Mary Antoine at Olympics
Olympic Opening Ceremony was spectacular
By Mary Antoine
Yesterday (Friday) was a full day. Nick and I got up early and took the train to Olympic Park. Judging by the questions on Facebook, there must be many comments in the news about the hotels and security. Let me comment on our experiences. We are staying in a small hotel owned and run by a Russian couple. The hotel is very nice, the food homemade, and the husband and wife are very gracious. They speak little English, but all goes smoothly. Nicholay will drive us anywhere we want to go.
The security is very good and an understated presence. We did not get back to the hotel until 2:30 in the morning and felt safe at all times. There are police and military where everyone goes. They are serious but not intimidating.
The Olympic Park is huge! We spent the afternoon there walking around, then had dinner at the Proctor and Gamble House as part of their “Thank You Moms” program.
The Opening Ceremony was spectacular. It was a portrayal of Russia’s history and so very artistically done. It was a thrill to see the floor open and all the athletes come walking out led by their nation’s flag. The American contingent was one of the largest, so it was hard to spot Matt. He did make it on the big screen, and I guess a lot of you saw him on TV. His smile was, as they say, from ear to ear. Afterward, Nick and I saw him. To say he was very happy is an understatement. Then a long bus ride back to the hotel. We are going to see Matt later today.

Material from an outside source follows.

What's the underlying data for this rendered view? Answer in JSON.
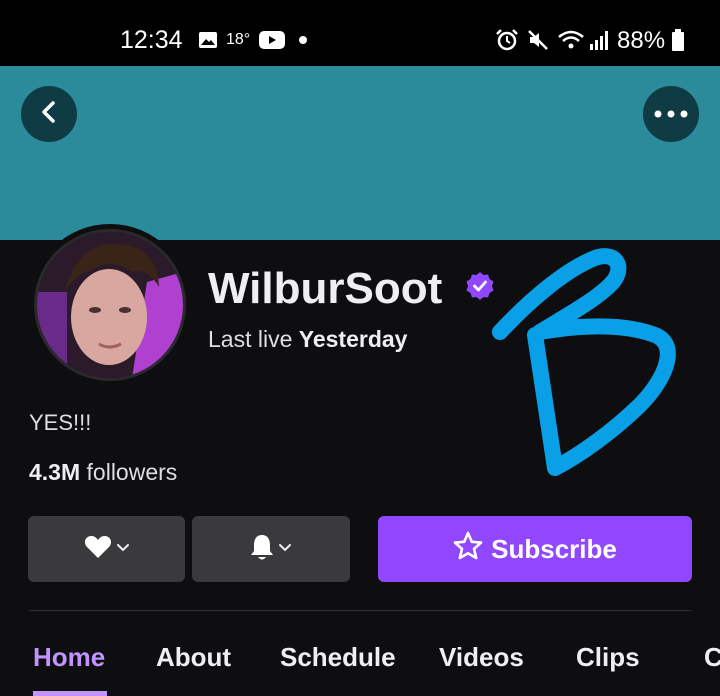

Nick and I spent the day hanging out at Rosa Khutor, enjoying mulled wine and German beer and watching various competitions on television. At least two Russian television stations are constantly broadcasting the competitions—one is a live feed with no commercials. The restaurants and bars show whatever is happening, and there is a huge screen in the village center where people can stand and watch. These Olympics are available to everyone.
The Russians have done several things to help all get to the venues and travel between the Coastal Cluster and the Mountain Cluster. There are three transportation hubs in each Cluster where the trains stop and the special Sochi buses stop. If one has a spectator pass, one can ride the train and the Sochi buses for free. There is also public transportation one can ride. After three days, we have figured the system out and are pretty adept at getting where we want to go. At the Mountain Cluster, there are gondolas from the train hubs to the different venues, all of which are high in the mountains.
At the hubs, in the Olympic Park, and elsewhere are hundreds of volunteers. They wear the Sochi 2014 blue coats. They are there to help people. They are very courteous and go out of their way to find an answer. A few speak English well, many do not. But since the vast majority of the people going to the venues are Russian, we truly appreciate the attempt all make to try to understand us.
Editor’s Note: Winter Olympic medalist hopeful in the men’s skeleton Matt Antoine of Prairie du Chien is in Sochi, Russia preparing for his competition on Feb. 14 and Feb. 15. Matt’s mother Mary Antoine and his brother Nick DeJulio are among a group of family and friends who made the trip to cheer Matt on.
Mary and Nick will periodically send updates and photos to the Courier Press in order to keep all of Matt’s fans informed.